Needless to say I see male players most of the time, except wen there's some very important tournament like World Cup. Other than that, you don't see women footballers in the news. What I'm saying here is that football is still dominated by males and there's a long way till women will be equal to men in this field. There's been a lot of discussion about equal salaries but I'm not going to go into that now, although there should be equality in payment as well.
The woman you see in the photo is Maha Jannoud, a 32 year old Syrian woman who's training male footballers. I've seen er before in the news and was shocked and also very happy. I was shocked as Syria is a male dominated country, where religion plays a huge role in people's life and women have less rights than in other countries. In a world like that to coach men is a huge thing.
Look at Saudi Arabia. Women were not allowed to watch football matches, they could have been arrested if find in a stadium. That changed, in 2019 they were allowed to participate for the first time but with limitations. Only 5% of the tickets were for women and they were separated from men. I've said this before, I didn't understand the reason, I mean who was the police protecting from whom. It's fair to mention that these changes happened not because authorities have realized how unfair is to ban women but because of the huge pressure they were under from FIFA.

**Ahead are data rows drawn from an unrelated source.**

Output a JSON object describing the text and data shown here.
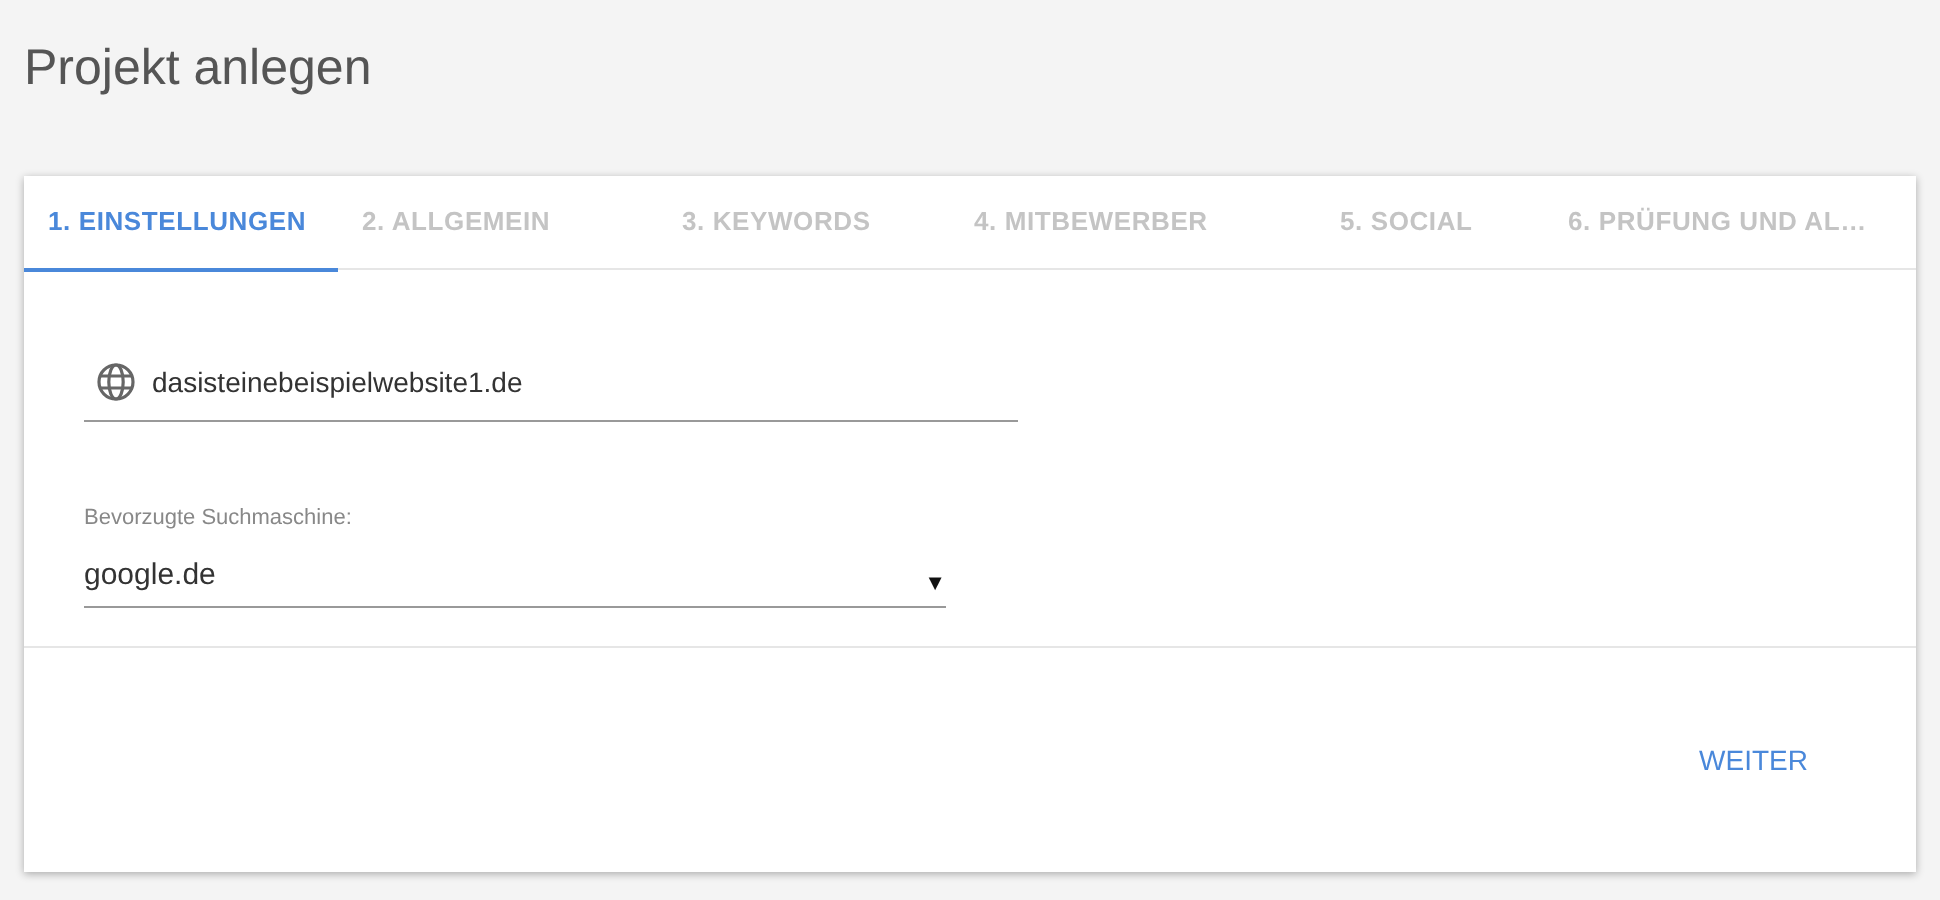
{
  "page_title": "Projekt anlegen",
  "tabs": [
    {
      "label": "1. EINSTELLUNGEN",
      "selected": true
    },
    {
      "label": "2. ALLGEMEIN",
      "selected": false
    },
    {
      "label": "3. KEYWORDS",
      "selected": false
    },
    {
      "label": "4. MITBEWERBER",
      "selected": false
    },
    {
      "label": "5. SOCIAL",
      "selected": false
    },
    {
      "label": "6. PRÜFUNG UND AL…",
      "selected": false
    }
  ],
  "website_field": {
    "value": "dasisteinebeispielwebsite1.de"
  },
  "search_engine": {
    "label": "Bevorzugte Suchmaschine:",
    "value": "google.de",
    "arrow": "▼"
  },
  "next_button": {
    "label": "WEITER"
  }
}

They say one bird won't make spring but let me believe these small steps are going to lead to big changes. Let me hope that one day there will be equality in football too and women will have the same chance as men.
I can imagine how hard must have been for Maha Jannoud to train men. Looks like she's the first (and maybe the only) woman in the Middle East to coach a professional men’s team.
"I appointed her as technical supervisor of the team that will play this year," said the club's technical manager, Anas Sebaei. "We created a big noise with this decision. Maha deserves that because she is a good player and good coach."
I'm really happy for her and hope to see her in the news more along with other women just as brave and wonderful as her.